"I think this is something that the management has talked about for a while is that you have the Stanley Cup champions in here, so you have the guys that have been here and won before, and then you have the younger group of guys like myself and DeBrusk (age 21), Bjork (21), Heinen (22), you can go on," McAvoy said. "I think the direction this organization is going is something anyone can be excited about."
So, yes, the Bruins got young and got young fast, by necessity.

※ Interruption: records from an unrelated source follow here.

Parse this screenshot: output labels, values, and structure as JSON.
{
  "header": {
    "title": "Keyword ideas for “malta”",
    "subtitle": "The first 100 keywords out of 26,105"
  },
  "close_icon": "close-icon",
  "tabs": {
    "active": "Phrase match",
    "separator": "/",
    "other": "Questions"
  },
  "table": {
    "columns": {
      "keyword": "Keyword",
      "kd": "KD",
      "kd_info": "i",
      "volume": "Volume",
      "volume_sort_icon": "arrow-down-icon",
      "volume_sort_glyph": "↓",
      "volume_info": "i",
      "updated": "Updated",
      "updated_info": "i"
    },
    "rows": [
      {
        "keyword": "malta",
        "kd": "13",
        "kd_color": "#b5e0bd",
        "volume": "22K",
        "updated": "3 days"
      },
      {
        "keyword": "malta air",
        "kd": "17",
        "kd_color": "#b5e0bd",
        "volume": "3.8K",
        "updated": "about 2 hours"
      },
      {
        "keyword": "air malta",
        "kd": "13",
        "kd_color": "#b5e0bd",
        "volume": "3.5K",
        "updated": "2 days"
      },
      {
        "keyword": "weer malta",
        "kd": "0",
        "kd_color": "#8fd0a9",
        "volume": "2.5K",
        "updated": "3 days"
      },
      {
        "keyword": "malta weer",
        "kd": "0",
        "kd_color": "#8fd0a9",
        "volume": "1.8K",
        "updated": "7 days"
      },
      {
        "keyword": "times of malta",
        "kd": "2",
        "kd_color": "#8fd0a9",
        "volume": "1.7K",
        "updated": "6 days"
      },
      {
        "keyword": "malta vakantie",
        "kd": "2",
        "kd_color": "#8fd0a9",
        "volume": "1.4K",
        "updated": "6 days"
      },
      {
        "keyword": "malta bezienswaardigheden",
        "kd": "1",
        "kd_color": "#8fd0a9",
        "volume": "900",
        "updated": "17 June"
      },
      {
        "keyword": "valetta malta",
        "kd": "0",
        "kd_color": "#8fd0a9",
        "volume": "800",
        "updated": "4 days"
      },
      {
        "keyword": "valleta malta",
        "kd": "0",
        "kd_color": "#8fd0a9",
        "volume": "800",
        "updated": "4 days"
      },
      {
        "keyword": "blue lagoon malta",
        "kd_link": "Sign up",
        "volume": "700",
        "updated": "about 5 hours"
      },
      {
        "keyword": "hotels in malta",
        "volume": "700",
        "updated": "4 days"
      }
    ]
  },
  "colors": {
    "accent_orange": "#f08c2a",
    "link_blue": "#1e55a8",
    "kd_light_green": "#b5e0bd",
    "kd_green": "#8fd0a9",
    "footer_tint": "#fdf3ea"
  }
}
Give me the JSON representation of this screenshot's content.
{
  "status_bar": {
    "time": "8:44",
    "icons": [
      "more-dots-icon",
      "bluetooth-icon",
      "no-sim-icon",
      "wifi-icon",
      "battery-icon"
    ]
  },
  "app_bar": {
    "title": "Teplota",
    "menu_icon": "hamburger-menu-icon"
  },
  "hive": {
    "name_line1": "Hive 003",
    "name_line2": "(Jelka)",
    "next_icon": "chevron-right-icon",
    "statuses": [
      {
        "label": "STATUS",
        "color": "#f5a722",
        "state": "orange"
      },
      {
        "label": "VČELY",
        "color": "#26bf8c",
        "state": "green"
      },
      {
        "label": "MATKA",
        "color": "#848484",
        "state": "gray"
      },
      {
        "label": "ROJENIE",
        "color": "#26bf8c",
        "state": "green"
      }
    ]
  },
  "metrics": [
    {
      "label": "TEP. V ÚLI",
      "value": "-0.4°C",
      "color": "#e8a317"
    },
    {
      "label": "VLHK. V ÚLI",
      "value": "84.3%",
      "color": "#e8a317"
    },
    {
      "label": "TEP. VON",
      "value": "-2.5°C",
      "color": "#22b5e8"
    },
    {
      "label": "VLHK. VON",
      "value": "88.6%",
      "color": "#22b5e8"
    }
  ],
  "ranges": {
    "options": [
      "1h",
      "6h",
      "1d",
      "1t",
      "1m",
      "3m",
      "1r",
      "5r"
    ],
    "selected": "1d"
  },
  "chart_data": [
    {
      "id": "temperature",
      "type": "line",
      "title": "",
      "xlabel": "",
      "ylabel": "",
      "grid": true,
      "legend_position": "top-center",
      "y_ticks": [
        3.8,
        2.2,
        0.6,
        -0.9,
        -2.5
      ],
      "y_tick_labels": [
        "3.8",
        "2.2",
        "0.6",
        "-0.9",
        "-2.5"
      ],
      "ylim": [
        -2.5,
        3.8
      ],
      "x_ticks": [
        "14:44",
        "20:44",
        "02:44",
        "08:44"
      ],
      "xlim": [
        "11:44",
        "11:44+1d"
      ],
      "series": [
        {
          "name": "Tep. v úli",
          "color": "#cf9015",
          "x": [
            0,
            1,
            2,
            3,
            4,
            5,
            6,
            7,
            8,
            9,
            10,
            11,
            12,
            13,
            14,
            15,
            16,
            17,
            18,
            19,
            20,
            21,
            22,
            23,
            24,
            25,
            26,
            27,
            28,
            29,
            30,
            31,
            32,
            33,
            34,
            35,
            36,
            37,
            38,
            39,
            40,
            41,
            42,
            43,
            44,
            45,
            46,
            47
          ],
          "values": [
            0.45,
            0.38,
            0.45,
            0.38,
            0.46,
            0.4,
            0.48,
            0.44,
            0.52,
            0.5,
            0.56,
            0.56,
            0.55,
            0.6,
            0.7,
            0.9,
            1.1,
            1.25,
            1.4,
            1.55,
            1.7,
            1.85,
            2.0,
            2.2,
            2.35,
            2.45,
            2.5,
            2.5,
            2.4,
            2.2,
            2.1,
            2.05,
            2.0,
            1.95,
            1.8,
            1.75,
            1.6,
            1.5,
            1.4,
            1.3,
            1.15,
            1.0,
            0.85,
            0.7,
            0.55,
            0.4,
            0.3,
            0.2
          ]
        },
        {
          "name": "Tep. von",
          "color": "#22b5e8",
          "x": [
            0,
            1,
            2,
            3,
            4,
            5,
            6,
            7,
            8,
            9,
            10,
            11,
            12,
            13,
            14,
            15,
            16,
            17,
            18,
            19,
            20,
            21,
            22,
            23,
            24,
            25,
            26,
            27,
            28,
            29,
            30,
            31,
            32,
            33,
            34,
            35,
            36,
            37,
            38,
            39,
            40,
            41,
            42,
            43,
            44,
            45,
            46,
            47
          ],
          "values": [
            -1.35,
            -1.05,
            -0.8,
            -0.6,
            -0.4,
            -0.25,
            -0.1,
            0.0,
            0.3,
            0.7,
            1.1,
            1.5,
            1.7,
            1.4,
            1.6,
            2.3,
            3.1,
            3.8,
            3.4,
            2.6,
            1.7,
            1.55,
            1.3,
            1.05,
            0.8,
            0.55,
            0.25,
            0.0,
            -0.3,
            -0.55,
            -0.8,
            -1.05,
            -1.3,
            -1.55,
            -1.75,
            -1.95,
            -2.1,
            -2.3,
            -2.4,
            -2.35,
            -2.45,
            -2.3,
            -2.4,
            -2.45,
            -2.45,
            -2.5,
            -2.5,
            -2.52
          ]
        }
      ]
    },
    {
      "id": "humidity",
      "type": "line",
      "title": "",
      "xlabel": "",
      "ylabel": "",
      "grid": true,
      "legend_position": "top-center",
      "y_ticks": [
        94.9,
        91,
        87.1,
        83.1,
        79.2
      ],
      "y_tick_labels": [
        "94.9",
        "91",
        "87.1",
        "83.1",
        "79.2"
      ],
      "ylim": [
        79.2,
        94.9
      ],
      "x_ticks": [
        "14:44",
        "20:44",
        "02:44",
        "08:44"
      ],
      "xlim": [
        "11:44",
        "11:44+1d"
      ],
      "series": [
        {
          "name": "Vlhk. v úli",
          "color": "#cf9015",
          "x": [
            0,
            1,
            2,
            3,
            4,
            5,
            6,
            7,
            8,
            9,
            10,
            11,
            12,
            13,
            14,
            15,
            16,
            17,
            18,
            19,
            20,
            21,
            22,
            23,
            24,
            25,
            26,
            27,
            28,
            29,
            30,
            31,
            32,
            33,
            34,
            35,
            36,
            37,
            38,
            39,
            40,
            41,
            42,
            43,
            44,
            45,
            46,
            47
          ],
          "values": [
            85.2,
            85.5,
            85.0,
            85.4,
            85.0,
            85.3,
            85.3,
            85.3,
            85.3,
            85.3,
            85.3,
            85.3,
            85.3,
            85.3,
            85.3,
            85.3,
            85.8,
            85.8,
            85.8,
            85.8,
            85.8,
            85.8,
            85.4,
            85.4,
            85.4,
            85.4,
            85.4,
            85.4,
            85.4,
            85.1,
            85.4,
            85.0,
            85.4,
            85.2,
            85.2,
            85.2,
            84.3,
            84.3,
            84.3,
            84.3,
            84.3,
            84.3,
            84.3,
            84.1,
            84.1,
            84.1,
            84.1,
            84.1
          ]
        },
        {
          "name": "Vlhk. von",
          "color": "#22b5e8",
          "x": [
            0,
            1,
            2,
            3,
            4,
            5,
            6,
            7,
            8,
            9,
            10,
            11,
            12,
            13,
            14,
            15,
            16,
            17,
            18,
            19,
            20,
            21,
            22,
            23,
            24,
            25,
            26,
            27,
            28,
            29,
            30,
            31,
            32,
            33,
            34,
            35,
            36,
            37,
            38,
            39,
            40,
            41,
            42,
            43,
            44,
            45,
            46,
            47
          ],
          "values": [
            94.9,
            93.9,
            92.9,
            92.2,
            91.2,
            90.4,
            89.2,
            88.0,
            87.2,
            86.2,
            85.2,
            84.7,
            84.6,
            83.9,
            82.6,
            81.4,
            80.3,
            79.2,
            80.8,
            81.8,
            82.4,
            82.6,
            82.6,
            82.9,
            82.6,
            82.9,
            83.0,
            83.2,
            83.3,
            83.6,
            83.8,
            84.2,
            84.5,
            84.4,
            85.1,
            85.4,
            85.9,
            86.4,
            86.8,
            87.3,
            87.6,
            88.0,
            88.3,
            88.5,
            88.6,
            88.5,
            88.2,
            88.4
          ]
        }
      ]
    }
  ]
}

"We're hoping we're more dynamic, up-tempo team," Cassidy said. "We've added skill to the lineup. We feel it's more skill with the DeBrusk, Bjork, Peter's now in that mix, Charlie, obviously. So if you blend that with [David] Backes, [Bergeron], [Zdeno Chara ], McQuaid, [Kevan] Miller, the whole Bruins hard-to-play-against with the new way the game's going, that's how we'd like to be."
It's a mix, he said, of brawn and finesse. It's a mix of the team's past and its future.
And as for that game on Saturday, that day when, at the end of a difficult three-game West Coast swing, the Bruins rookies were the ones that pulled it out, that pulled the team up, that sent it home triumphant, that could be a turning point.
"Maybe this trip was the beginning of seeing [progress]," Cassidy said. "I don't want to speculate, but it could be. You always look back during the year at times where you go, wow, that was a defining moment where the team went north or the team goes south.
"We're hoping that's a defining moment for these younger guys, a tough environment, they did well. Hopefully it's a precursor to good things coming. I'm an optimist. That's the way I'm going to look at it."